• What to produce: Check each line of the material below for the word "this". Say how many lines have it, and nothing else.

• Supplied records:
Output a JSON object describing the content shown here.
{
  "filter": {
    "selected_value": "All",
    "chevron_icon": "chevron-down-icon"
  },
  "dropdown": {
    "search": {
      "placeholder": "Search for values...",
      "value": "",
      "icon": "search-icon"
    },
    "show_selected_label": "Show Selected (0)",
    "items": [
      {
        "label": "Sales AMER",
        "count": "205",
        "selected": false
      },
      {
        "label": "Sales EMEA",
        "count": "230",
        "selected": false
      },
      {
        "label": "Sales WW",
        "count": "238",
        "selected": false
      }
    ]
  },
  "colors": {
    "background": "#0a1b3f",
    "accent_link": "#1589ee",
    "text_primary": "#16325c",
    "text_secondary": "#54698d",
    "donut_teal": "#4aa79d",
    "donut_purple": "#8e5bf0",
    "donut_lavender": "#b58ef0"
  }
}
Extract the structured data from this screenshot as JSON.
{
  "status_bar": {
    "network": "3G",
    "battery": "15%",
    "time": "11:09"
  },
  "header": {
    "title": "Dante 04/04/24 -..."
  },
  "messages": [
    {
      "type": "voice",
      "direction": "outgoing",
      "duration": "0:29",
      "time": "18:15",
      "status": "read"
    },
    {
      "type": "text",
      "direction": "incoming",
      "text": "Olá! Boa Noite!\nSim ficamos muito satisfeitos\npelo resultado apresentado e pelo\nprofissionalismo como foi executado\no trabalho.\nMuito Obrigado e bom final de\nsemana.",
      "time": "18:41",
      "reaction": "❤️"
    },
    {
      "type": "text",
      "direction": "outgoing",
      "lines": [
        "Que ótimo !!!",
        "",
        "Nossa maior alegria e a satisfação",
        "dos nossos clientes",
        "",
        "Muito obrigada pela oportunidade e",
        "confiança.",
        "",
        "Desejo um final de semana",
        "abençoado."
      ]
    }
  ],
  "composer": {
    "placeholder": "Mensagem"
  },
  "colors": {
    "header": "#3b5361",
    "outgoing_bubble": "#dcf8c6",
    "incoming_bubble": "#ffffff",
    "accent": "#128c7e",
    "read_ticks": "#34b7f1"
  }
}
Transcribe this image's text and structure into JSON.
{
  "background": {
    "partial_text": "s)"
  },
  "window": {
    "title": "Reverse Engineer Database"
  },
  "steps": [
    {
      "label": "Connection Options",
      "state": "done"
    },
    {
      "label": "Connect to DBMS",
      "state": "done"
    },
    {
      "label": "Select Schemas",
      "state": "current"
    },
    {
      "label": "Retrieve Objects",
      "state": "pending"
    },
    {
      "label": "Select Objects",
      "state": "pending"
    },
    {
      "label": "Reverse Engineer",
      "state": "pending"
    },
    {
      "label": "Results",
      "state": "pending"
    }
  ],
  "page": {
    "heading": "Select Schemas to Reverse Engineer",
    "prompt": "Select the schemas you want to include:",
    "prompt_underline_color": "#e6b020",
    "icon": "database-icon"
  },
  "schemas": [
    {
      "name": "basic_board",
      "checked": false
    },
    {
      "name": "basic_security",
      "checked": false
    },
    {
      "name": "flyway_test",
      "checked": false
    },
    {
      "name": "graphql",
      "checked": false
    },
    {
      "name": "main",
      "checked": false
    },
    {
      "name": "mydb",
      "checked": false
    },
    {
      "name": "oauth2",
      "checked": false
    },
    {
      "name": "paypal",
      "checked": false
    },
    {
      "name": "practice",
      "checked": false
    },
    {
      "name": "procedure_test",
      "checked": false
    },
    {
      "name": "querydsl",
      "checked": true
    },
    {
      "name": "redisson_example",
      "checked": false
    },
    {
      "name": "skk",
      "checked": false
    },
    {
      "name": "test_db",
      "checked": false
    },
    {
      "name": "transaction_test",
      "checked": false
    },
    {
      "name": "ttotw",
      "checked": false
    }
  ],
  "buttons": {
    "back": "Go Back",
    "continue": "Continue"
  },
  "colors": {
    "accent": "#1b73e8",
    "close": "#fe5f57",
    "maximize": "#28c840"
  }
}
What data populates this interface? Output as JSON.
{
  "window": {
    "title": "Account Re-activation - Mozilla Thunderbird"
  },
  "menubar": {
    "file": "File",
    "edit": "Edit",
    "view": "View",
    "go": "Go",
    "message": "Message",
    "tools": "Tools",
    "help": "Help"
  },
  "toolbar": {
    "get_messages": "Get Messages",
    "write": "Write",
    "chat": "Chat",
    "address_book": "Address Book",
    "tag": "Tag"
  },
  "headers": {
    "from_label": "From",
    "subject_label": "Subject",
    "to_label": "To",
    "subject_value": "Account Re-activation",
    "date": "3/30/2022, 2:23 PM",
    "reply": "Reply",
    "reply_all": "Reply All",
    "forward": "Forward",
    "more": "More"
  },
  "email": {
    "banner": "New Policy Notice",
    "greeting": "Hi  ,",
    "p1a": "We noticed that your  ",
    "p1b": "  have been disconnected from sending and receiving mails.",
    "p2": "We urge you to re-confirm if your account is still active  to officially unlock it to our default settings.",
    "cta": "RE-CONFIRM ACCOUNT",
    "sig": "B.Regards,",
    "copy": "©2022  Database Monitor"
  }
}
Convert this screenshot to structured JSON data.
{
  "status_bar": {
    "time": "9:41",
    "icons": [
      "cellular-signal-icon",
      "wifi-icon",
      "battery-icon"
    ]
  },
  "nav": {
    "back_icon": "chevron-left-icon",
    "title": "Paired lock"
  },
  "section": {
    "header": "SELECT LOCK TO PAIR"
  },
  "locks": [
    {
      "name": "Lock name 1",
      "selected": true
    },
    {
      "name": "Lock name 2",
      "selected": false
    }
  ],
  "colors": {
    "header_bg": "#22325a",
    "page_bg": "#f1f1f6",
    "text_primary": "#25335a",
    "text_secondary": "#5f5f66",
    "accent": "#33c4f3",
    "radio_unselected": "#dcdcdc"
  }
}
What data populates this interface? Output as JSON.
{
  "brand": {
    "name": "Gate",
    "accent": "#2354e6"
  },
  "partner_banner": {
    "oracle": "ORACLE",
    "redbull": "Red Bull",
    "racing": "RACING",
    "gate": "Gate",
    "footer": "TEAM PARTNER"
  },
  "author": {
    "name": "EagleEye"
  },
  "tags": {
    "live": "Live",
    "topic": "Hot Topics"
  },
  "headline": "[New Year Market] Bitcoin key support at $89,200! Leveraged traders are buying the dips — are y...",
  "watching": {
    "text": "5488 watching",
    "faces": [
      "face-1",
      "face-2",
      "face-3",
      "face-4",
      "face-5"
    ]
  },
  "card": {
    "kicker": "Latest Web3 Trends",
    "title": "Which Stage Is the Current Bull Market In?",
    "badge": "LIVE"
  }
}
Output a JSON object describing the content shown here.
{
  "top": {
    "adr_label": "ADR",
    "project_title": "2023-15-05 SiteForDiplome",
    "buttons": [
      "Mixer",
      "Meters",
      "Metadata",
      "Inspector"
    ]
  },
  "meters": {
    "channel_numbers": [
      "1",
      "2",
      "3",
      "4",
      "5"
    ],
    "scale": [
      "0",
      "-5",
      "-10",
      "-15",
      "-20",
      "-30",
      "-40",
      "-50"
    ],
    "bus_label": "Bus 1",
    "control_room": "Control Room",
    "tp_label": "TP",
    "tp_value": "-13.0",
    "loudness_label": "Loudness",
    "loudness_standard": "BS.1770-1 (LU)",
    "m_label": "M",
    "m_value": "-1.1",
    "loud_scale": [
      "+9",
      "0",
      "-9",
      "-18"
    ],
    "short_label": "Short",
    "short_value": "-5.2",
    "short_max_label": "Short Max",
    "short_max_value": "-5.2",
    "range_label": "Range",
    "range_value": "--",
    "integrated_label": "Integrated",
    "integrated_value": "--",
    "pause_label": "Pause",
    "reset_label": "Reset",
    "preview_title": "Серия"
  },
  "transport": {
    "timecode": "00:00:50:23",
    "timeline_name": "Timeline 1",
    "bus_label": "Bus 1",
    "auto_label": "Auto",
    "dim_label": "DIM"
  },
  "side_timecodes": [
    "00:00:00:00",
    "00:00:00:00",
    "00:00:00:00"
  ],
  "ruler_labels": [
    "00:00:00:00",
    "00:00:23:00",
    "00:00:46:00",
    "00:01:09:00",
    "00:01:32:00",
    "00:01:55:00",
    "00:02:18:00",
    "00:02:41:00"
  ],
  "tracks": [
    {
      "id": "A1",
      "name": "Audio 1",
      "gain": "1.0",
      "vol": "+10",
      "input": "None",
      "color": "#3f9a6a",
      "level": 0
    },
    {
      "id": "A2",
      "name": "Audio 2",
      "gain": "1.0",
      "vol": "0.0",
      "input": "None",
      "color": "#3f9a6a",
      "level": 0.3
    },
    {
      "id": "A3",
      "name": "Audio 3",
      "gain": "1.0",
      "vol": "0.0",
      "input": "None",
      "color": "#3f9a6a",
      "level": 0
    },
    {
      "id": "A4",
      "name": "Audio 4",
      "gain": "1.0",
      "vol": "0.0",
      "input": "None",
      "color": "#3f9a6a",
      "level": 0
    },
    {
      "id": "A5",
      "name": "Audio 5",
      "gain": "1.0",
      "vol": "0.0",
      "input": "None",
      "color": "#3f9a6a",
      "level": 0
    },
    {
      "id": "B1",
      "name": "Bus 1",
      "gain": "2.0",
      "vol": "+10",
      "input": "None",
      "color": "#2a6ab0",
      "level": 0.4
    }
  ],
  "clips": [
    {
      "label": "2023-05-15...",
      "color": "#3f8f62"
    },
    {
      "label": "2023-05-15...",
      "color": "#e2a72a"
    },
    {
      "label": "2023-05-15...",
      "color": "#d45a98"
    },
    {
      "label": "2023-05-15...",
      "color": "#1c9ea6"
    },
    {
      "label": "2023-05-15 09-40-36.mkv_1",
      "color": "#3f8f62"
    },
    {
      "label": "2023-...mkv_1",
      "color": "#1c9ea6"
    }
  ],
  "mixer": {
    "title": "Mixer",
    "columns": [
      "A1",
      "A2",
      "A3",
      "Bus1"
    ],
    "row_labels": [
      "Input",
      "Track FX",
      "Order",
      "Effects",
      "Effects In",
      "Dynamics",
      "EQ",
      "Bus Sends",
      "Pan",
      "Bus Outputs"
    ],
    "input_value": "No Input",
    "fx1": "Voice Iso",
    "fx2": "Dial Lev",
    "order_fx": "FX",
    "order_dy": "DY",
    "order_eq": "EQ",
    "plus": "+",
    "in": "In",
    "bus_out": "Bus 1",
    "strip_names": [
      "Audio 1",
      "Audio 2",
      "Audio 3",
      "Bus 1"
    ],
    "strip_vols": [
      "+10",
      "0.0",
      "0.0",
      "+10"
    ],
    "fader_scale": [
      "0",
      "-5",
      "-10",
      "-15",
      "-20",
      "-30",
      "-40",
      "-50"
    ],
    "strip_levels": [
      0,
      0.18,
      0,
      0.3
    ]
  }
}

• Answer: 5